Dress the wound.
While your baby’s circumcision is healing, dress it to keep your baby’s diaper from rubbing against it.
Follow your doctor’s instructions, but usually after cleaning and air drying, gently cover the wound area with vaseline to keep anything from sticking to it.
Your doctor may also recommend wrapping a small piece of gauze around the circumcision before putting on your baby’s diaper.
Looking After an Adult Circumcision
Avoid a bath or shower for the first 48 hours.
During the first 48 hours after an adult circumcision, avoid getting the wound wet by skipping a bath or shower.
Instead, clean up with a wet cloth or towel, avoiding the bandaged area.
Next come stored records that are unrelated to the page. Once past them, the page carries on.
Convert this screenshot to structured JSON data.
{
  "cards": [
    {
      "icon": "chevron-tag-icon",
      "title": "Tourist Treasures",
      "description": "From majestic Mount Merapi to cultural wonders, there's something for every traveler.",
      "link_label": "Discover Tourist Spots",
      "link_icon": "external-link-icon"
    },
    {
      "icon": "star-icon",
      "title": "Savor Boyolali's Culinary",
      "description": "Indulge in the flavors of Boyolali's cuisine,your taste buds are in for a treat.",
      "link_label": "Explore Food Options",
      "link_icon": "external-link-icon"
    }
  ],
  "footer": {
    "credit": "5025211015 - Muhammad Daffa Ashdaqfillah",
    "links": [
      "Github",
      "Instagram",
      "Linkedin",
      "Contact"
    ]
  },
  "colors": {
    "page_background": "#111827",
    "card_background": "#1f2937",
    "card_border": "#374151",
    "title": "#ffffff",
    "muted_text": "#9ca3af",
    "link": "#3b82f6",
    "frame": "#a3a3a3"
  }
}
The circumcision wound should be watertight after 48 hours.
Remove the initial bandage
The bandage and gauze applied by the doctor after the circumcision should be removed 48 hours after the procedure by soaking the area in a shallow bath.
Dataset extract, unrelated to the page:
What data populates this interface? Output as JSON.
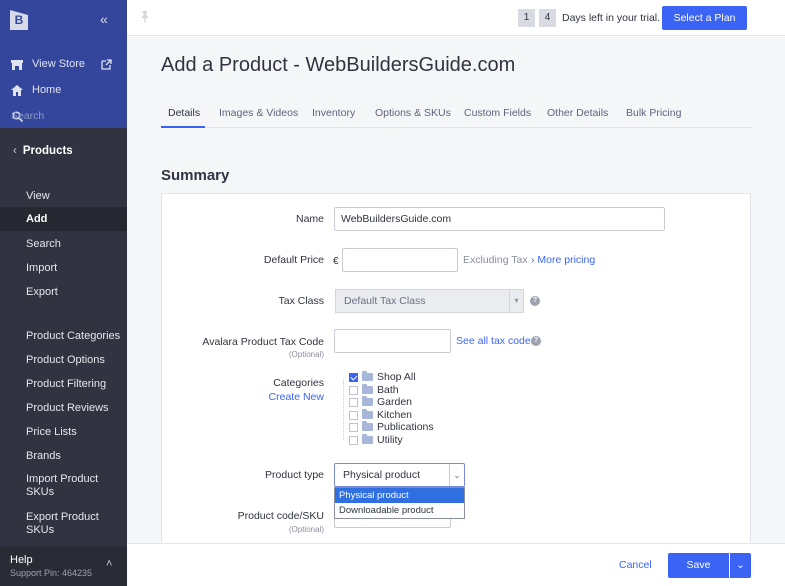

Fill a bath or basin with warm water and salt (epsom salt or regular table salt) to promote healing.
Let the water soak the bandage long enough to allow you to remove it without pieces of gauze sticking to the wound.
Only soak the area long enough to remove all the dried blood and gauze fibers from the area, then pat it dry gently with clean gauze.
Apply clean bandages regularly.
Change your bandages every 24-48 hours, or if they get wet.
A few drops of urine can be overlooked, but liquid that saturates through the bandage will be cause for a new dressing.
Apply a small amount of vaseline to the glans and shaft of the penis to prevent the bandage from sticking to the skin.
Wait at least 2 weeks before a bath.
While a shower can be safe for the circumcised penis after 48 hours, the wound should not be submerged in a bath until it is healed (with the exception of removing the initial dressing).
Taking a bath can wash bacteria into the wound, which may cause an infection.
Initial healing normally takes 2-3 weeks, though healing time may vary depending on an individual’s age, lifestyle, and medical history.
When showering during the time the circumcised penis is healing, avoid letting the shower stream hit the wound directly.
Shelter the wound site with your hand to prevent injury.
Your hand will absorb the force of the water while still allowing the area to get wet.
Monitoring the Wound
Check for redness, swelling or a fever.
Check the wound site for signs of redness and swelling.
Redness and swelling of the circumcision area are both normal during the 7-10 days it takes to heal.
If the area grows redder or more swollen 5-10 days after the procedure, or if the area seems warm or more painful, contact your doctor since this could indicate an infection.
Call your pediatrician right away if your baby has a fever (100.4° F or higher rectally), he will need to be seen immediately.
Look for blood.
Check for signs of blood during the first few days after the circumcision.
A few drops of blood (smaller than the size of a quarter) are normal during this period.
Larger drops of blood, and more persistent bleeding, are signs for concern and warrant an immediate call to your doctor or child’s pediatrician.
Watch for lasting yellow or green discharge.
A small amount of scabbing and yellow discharge is normal during the healing process, but it is a cause for concern if it lasts longer than a week.
Also note if the discharge is green, has a bad smell or is increasing in amount as this can be signs of an infection.
Check the circumcision site carefully for discharge.
If you see any 7 days after the procedure, contact your pediatrician.
Inspect the wound site for sores.
While a small amount of scabbing is normal while the circumcision site heals, you should not see any sores around the area.
Check the wound for sores, and contact your doctor immediately if you see any.
Crusty, fluid-filled sores may be a sign of infection.
Keep track of urination.
In the case of both newborn and adult circumcisions, a problem with urination is an important warning sign of complications or an infection.
If your newborn does not urinate within 6-8 hours of the procedure, call your pediatrician immediately.
If there is any pain or difficulty urinating following an adult circumcision, contact your doctor right away.